What are the Steps of Transaction Analysis?

Analysis of business transactions involves the following four steps:

  • Ascertaining the accounts involved in the transaction
  • Ascertaining the nature of the accounts involved in the transaction
  • Determining the effects (i.e., in terms of increases and decreases in the accounts)
  • Applying the rules of debit and credit

Ascertaining the Accounts Involved

Every business transaction involves two or more accounts. The process of analyzing a business transaction starts with identifying these accounts.

For example, suppose that Mr. John starts a business with cash amounting to $25,000. This is a transaction that involves two accounts: namely, the cash account and the capital account.

Ascertaining the Nature of Accounts

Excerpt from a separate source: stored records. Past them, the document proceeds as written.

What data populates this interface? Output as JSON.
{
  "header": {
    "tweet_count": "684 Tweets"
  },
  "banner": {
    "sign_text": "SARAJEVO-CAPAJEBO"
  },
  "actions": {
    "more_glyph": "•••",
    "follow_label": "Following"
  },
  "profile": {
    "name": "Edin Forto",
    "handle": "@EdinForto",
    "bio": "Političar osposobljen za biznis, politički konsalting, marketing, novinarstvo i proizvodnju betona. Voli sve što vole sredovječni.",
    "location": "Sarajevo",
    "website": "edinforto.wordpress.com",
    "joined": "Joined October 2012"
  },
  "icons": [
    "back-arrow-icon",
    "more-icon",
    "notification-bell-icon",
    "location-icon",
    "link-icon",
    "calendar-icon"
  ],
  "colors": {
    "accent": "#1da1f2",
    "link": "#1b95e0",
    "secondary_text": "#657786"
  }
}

The second step of transaction analysis is to ascertain the nature of the accounts identified in the preceding step.

In the above example, cash is an asset account and capital is an owner’s equity/capital account. Consider learning more about the classification of accounts.

Determining the Effects in Terms of Increase and Decrease

After ascertaining the nature of the accounts, it is necessary to determine which account is increasing and which one is decreasing as a result of the transaction.

This is necessary for the proper application of rules of debit and credit on each account.

In the above example, the two accounts involved are the cash account and capital account, both of which are increasing.

Applying the Rules of Debit and Credit

The final step involved in transaction analysis is to apply the rules of debit and credit on accounts.

In this step, we determine which account is to be debited and which one is to be credited on the basis of the increase and decrease in accounts identified in the preceding step.

Using the same example, the cash account would be debited because, when an asset increases, its account is debited.

The other account involved is John’s capital account, which would be credited.

This is because the capital account is credited when capital increases.


Consider the following information:

  • Mr. John started his business by investing $50,000
  • He purchased merchandise for cash, amounting to $20,000
  • He sold merchandise to Mr. Sam on credit for $5,000
  • He paid an employee's salary amounting to $700
  • He received cash from Mr. Sam of $4,800 and allowed him a cash discount of $200

Required: Give a stepwise analysis of the above transactions.


Stepwise Transaction Analysis

Analysis of Business Transactions FAQs

About the Author

True Tamplin, BSc, CEPF®

True Tamplin is a published author, public speaker, CEO of UpDigital, and founder of Finance Strategists.

True is a Certified Educator in Personal Finance (CEPF®), author of The Handy Financial Ratios Guide, a member of the Society for Advancing Business Editing and Writing, contributes to his financial education site, Finance Strategists, and has spoken to various financial communities such as the CFA Institute, as well as university students like his Alma mater, Biola University, where he received a bachelor of science in business and data analytics.

To learn more about True, visit his personal website, view his author profile on Amazon, or check out his speaker profile on the CFA Institute website.